Ann Dijkstra, photographs of part of collection of bags, 2016.
Because of their design and typography, I collect plastic and paper bags for years. In the Netherlands you have to pay now for a plastic bag. I find this a good development, because it is better for the environment to take your own bag for shopping. In Milan where I live, the new fresh shopping bag of high end fashion stores is something to be proud of. (A little bit depending on the brand), the bag is a democratic and low end ‘art’ form. The store can represent themselves with images, different kinds of typography, or with a slogan. Most of the time museums and (art) bookstores choose for a minimalist graphic image, they present only their logo in for example the (non) colours black, white, red or grey. Transparency is also a common choice for minimalist designed bags. The goods you buy are visible for others and therefore participate in the overall design. The design is not fixed but changes and depends on the individual. In the opinion of the store or museum, you have to be proud of what you buy and show it to the public. It’s a little bit of an exhibition on the street.
Typographic experiment you see on the bag of the S.M.A.K museum in Gent. The number 5 is constructed from horizontal printed logo signs. Also the bag Futura is only stamped with letters in the sans serif font named ‘Futura.’ At the bag of Artbook you see the logo printed vertical on both sides, written in mirror writing, when you look through the bag. The graphic designer made use of the transparency by the choice of his typography.

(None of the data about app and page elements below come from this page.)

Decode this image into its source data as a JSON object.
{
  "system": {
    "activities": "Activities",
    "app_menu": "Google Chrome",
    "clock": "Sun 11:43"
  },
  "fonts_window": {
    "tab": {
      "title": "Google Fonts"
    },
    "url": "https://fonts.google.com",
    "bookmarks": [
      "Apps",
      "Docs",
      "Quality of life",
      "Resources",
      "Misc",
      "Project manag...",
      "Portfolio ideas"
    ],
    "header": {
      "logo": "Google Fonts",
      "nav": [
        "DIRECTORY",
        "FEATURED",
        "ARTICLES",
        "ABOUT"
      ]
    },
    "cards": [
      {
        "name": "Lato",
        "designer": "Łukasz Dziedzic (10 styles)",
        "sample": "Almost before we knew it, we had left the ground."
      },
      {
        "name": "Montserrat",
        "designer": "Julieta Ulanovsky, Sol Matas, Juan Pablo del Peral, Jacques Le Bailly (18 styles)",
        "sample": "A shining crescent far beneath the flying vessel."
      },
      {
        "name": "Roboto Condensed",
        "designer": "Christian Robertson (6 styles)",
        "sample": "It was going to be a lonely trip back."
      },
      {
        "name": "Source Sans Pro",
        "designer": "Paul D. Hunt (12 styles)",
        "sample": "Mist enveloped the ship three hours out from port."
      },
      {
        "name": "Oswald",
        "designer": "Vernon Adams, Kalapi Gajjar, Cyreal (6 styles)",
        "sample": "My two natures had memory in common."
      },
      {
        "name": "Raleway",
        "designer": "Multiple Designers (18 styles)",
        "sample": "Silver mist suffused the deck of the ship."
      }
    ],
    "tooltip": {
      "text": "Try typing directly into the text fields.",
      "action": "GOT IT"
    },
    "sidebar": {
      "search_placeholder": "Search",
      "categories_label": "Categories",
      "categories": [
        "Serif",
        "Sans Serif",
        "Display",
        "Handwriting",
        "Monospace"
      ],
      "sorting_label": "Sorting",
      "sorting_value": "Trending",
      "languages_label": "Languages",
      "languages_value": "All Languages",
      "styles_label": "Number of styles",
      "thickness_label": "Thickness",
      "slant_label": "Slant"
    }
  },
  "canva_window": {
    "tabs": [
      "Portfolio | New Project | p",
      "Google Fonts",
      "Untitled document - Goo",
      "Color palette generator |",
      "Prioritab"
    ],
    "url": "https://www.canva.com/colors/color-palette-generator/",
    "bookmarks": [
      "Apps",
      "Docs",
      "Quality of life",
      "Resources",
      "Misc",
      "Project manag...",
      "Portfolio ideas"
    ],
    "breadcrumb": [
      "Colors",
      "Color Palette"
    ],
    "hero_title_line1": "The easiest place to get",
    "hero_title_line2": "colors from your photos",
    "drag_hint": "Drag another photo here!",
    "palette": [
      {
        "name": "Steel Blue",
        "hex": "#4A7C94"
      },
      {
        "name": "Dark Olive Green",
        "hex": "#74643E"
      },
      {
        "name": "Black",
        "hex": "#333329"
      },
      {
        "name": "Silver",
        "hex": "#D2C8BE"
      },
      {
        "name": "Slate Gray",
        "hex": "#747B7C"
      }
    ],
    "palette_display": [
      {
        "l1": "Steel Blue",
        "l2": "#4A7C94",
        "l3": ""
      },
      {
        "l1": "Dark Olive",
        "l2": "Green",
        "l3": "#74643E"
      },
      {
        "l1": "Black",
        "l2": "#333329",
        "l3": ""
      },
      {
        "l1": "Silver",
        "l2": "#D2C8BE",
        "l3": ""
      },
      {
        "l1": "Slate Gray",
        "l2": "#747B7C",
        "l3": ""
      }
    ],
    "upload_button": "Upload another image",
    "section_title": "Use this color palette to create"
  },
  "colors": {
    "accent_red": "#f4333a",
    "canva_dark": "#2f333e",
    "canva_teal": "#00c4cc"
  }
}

A year ago I saw the work Insolence (2007) from Sylvie Fleury in Palazzo Reale in Milan. She made an installation of high end fashion store bags. The bags are all simple in design, with logo and made of folded cardboard. These bags are not simply readymades. Fleury views them as abstract, because the contents of the bags are hidden from view and thus, their seduction is completely superficial. The transparency of a bag in this view is something that withdraws the aura of a product. You can see the goods immediately. It makes the goods open for public view and breaks with the mystery that high end stores want to maintain. The seduction is not even superficial, but is totally gone away by transparency. (unless you see the ‘open’ bag as a window and want to buy the goods just because you see them represented in the bag).
More about typography? See also Landmarks (typography in the woods)